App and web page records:
○ ○ ○ ○ ○ ○ ○

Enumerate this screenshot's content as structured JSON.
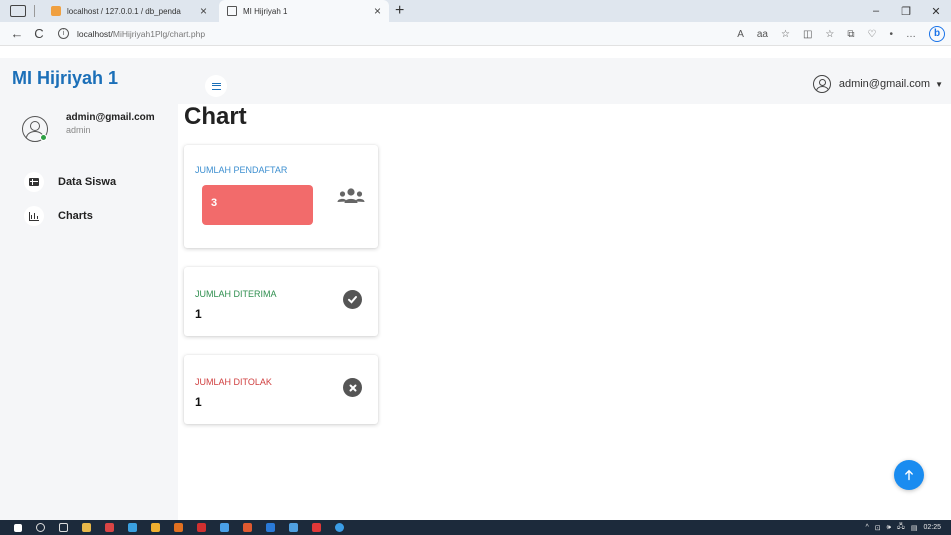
{
  "browser": {
    "tabs": [
      {
        "title": "localhost / 127.0.0.1 / db_penda",
        "close": "×",
        "active": false
      },
      {
        "title": "MI Hijriyah 1",
        "close": "×",
        "active": true
      }
    ],
    "new_tab": "+",
    "window_controls": {
      "minimize": "–",
      "restore": "❐",
      "close": "✕"
    },
    "nav": {
      "back": "←",
      "reload": "C"
    },
    "url": {
      "host": "localhost/",
      "path": "MiHijriyah1Plg/chart.php"
    },
    "toolbar_icons": [
      "A",
      "aa",
      "☆",
      "◫",
      "☆",
      "⧉",
      "♡",
      "•",
      "…"
    ],
    "profile_letter": "b"
  },
  "app": {
    "brand": "MI Hijriyah 1",
    "header_user": "admin@gmail.com"
  },
  "sidebar": {
    "user": {
      "email": "admin@gmail.com",
      "role": "admin"
    },
    "items": [
      {
        "label": "Data Siswa",
        "icon": "table-icon"
      },
      {
        "label": "Charts",
        "icon": "bar-chart-icon"
      }
    ]
  },
  "main": {
    "title": "Chart",
    "cards": [
      {
        "label": "JUMLAH PENDAFTAR",
        "value": "3",
        "icon": "users-icon",
        "color": "#3d8fd0",
        "value_bg": "#f26b6b"
      },
      {
        "label": "JUMLAH DITERIMA",
        "value": "1",
        "icon": "check-circle-icon",
        "color": "#2f8f4f"
      },
      {
        "label": "JUMLAH DITOLAK",
        "value": "1",
        "icon": "x-circle-icon",
        "color": "#d04040"
      }
    ]
  },
  "fab": {
    "icon": "arrow-up-icon",
    "color": "#1a8cf0"
  },
  "taskbar": {
    "time": "02:25",
    "tray": [
      "^",
      "⊡",
      "🕪",
      "🖧",
      "▤"
    ]
  },
  "colors": {
    "brand": "#1b6fb8",
    "sidebar_bg": "#f5f6f8"
  }
}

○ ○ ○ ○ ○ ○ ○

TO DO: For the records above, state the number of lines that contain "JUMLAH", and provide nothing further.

EXERCISE OUTPUT: 3